**Exercise requirements**
Every line in the data below that holds "Configuration" should be found and copied.

[Data for this task — start]

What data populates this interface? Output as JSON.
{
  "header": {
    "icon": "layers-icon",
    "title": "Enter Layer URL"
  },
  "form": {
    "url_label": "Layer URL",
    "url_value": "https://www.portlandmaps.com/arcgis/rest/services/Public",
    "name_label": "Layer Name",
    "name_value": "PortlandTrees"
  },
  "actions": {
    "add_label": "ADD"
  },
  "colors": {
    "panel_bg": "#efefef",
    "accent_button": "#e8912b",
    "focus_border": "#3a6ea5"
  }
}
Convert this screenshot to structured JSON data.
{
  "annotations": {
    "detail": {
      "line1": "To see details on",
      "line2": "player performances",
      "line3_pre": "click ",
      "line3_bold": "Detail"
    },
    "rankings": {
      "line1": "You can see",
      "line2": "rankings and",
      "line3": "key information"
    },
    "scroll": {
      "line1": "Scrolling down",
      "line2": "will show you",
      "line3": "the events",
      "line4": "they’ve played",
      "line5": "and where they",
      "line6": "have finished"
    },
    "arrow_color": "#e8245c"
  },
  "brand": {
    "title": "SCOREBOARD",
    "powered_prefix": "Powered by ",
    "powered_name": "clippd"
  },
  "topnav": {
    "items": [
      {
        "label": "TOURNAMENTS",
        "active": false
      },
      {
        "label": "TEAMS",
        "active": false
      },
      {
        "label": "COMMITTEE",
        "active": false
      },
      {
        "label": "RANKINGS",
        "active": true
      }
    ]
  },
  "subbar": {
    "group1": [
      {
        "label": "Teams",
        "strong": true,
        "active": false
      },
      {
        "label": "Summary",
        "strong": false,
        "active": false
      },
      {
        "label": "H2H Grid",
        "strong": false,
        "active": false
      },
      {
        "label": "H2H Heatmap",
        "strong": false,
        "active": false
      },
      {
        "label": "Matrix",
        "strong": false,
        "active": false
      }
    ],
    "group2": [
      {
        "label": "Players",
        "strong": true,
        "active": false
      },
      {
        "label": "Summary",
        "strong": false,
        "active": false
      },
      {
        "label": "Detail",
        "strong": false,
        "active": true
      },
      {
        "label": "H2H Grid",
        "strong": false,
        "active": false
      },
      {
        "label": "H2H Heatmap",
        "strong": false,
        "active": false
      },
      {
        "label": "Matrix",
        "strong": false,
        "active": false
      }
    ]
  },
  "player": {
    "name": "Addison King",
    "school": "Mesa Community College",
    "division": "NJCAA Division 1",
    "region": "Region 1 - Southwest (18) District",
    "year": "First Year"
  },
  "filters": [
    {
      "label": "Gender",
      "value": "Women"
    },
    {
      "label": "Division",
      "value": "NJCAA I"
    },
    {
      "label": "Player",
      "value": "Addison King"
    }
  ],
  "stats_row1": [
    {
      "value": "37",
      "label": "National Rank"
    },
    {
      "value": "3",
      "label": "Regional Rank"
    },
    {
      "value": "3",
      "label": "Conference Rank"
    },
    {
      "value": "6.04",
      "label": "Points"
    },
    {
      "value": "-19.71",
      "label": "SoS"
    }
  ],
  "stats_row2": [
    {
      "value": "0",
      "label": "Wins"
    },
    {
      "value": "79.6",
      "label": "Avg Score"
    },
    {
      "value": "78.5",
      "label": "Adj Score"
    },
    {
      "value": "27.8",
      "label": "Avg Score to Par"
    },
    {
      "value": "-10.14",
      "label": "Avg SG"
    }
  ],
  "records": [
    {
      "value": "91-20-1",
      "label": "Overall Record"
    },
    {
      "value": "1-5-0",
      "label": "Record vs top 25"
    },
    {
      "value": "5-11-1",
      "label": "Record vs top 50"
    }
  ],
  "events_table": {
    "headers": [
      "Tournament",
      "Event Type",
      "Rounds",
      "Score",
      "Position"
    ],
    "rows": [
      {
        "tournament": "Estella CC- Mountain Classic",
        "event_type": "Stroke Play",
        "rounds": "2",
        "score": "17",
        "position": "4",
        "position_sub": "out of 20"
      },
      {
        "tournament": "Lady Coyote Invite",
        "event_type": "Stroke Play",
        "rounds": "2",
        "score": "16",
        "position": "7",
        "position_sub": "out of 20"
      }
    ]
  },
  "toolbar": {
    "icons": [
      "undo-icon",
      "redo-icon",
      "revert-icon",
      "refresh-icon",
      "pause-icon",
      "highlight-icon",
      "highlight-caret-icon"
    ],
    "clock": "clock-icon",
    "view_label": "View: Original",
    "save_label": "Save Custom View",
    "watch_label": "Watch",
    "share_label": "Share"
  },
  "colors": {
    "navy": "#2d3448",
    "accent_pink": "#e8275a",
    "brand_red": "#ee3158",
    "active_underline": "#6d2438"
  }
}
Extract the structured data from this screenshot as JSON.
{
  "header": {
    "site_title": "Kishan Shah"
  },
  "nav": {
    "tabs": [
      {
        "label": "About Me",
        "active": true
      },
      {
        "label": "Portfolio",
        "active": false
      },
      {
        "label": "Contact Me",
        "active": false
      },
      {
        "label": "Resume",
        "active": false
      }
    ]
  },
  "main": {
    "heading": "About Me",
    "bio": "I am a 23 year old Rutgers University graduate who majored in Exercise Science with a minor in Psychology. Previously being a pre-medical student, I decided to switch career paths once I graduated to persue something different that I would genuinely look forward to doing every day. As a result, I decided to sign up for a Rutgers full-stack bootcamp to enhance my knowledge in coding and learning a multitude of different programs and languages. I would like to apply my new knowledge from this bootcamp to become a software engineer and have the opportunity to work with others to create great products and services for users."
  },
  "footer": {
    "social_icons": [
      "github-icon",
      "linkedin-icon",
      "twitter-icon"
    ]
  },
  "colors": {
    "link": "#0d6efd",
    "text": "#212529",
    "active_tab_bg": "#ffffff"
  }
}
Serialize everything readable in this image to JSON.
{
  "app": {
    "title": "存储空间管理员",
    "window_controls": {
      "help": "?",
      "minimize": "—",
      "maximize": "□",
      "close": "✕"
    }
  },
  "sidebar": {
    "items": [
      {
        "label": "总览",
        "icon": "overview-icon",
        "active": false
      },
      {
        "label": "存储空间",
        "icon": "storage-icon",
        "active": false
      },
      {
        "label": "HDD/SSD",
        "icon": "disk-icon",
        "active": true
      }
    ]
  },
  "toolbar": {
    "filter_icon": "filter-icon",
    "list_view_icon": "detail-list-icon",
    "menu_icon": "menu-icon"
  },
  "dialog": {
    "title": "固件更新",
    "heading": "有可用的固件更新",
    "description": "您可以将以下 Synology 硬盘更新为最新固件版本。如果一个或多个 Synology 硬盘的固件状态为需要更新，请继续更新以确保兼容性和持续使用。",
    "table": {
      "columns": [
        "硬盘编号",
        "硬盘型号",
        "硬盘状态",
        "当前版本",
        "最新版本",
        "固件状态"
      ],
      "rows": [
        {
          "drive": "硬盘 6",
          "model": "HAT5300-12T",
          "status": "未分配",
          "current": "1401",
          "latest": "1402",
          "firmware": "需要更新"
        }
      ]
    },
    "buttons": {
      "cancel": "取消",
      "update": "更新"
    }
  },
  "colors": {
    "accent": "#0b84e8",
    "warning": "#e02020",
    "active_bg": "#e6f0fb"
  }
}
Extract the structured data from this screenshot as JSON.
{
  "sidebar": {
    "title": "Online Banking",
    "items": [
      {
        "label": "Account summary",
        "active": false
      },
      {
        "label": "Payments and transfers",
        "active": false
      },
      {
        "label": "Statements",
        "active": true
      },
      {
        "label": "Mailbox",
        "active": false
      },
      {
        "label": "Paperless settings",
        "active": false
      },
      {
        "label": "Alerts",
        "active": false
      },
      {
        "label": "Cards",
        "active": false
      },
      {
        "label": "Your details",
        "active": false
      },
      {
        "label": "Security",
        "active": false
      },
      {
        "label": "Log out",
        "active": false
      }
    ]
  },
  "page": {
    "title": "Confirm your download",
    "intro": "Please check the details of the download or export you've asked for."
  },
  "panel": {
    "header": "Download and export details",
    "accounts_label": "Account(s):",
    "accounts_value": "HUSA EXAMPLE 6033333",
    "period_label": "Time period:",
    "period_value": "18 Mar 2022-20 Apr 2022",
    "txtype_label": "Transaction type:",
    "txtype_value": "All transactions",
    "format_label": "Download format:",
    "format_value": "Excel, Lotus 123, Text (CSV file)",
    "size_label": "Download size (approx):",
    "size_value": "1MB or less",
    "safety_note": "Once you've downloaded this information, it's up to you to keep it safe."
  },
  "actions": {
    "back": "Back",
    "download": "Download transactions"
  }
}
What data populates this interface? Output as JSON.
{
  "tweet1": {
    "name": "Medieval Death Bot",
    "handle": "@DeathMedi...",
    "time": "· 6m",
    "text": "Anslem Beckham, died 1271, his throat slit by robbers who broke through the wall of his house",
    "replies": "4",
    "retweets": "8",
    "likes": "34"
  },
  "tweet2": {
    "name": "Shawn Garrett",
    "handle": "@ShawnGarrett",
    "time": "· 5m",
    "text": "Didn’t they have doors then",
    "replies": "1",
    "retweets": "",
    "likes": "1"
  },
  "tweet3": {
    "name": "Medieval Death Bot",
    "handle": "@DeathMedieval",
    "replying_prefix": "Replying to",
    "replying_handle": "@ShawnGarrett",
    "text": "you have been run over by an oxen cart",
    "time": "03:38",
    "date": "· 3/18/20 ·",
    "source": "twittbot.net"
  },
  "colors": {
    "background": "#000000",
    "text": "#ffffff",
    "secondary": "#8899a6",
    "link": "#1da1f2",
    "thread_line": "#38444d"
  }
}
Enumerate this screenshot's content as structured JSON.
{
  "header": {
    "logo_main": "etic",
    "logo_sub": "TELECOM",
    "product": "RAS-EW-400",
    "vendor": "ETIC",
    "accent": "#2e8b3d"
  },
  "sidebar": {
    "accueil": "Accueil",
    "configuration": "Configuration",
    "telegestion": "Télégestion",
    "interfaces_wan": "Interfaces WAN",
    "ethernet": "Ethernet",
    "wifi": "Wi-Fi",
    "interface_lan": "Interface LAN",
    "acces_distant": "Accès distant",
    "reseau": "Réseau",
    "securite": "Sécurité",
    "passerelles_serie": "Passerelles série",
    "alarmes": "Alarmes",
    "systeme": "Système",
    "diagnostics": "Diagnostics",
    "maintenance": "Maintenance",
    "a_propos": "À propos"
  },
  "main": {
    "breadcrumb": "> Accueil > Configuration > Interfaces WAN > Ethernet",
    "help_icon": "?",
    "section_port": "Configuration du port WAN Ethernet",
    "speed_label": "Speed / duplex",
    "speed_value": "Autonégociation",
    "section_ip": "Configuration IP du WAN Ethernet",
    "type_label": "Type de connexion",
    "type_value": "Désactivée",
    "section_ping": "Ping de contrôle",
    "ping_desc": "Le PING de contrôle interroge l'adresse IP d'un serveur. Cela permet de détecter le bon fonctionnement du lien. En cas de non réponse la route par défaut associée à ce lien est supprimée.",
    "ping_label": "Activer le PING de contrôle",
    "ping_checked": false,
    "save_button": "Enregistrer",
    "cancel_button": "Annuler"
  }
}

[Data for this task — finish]

**Response area**
    "configuration": "Configuration",
    "breadcrumb": "> Accueil > Configuration > Interfaces WAN > Ethernet",
    "section_port": "Configuration du port WAN Ethernet",
    "section_ip": "Configuration IP du WAN Ethernet",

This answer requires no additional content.